And it continues today, with Netflix considered as a true success story for consistently acclimating tech trends, with more than 151 million paid subscribers in over 190 countries worldwide and accountable for approximately 15% of all the world’s internet bandwidth! 1

Here’s some more interesting hindsight; while Blockbuster filed for bankruptcy in 2010 there was an opportunity for them to partner with Netflix in 2000. With a resounding ‘no’ from the CEO, Blockbuster cemented its eventual demise. 2

There are so many companies that have transformed their business, adapted to trends and gone on to become tech giants. And of course, there are many businesses that don’t adapt their business models that we can learn from. Embrace change, actively adapt and anticipate it. Don’t hand over your competitive edge. Look to the tech giants and see how they innovate and change their models.

We see the next evolution now. With virtual tours becoming a more engaging and necessary way to view spaces, consumers are much more likely to interact with them rather than still photography – the move to virtual reality is another Blockbuster/Kodak moment. Will your business adapt and offer consumers what they want, especially in the face of COVID-19 disrupting the world faster than any event, ever before?

1 https://fortune.com/2018/10/02/netflix-consumes-15-percent-of-global-internet-bandwidth/

2 https://www.businessinsider.com.au/blockbuster-ceo-passed-up-chance-to-buy-netflix-for-50-million-2015-7?r=US&IR=T

All this tech talk got you confused?

Let us break down 3D and 360degree virtual tours in one easy table.

With data showing that buyers are spending on average 52% longer on properties with virtual tours1, it’s clear that virtual tours are a forward-thinking option that opens up a world of choice for those interested in buying, allowing buyers to view property anywhere and at any time.

What you may not know is that there are two types of virtual tours and each offers a different virtual perspective of a home – 3D Virtual Tours (superior) and 360 Virtual Tours.

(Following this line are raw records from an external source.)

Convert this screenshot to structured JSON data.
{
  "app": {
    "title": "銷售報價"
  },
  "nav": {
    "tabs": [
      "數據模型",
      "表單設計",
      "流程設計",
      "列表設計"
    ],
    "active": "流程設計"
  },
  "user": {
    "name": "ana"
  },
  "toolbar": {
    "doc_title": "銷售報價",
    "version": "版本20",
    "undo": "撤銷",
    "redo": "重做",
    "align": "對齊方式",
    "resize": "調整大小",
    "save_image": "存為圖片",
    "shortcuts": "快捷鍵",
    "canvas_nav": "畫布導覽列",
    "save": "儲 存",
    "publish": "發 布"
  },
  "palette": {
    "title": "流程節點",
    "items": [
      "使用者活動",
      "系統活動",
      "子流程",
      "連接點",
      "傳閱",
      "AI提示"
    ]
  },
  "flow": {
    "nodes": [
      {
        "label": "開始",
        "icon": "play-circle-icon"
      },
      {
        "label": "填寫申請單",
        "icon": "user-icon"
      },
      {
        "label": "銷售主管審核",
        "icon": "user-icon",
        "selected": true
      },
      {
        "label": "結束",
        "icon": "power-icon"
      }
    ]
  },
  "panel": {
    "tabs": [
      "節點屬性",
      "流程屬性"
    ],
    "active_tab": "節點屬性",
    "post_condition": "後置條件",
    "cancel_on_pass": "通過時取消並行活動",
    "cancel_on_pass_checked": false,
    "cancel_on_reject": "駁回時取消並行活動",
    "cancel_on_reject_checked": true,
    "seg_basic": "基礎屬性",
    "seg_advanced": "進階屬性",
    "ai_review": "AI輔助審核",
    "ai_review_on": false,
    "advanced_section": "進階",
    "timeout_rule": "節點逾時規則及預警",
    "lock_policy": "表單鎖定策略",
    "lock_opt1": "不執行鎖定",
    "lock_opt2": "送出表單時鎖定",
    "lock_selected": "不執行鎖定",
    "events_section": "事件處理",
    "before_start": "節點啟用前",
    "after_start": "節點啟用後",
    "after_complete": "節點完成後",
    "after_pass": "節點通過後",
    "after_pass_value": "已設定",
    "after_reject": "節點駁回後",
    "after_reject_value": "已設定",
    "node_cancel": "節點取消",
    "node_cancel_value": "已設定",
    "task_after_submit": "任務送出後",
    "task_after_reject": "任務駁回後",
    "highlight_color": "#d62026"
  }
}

We know that researching technology can be time-consuming – and that when you are selling your property, you want to present your home in the best possible way – so to help figure out which technology is the best for you and your property we’ve put together an analysis and compared them below.

HERE’S THE COMPARISON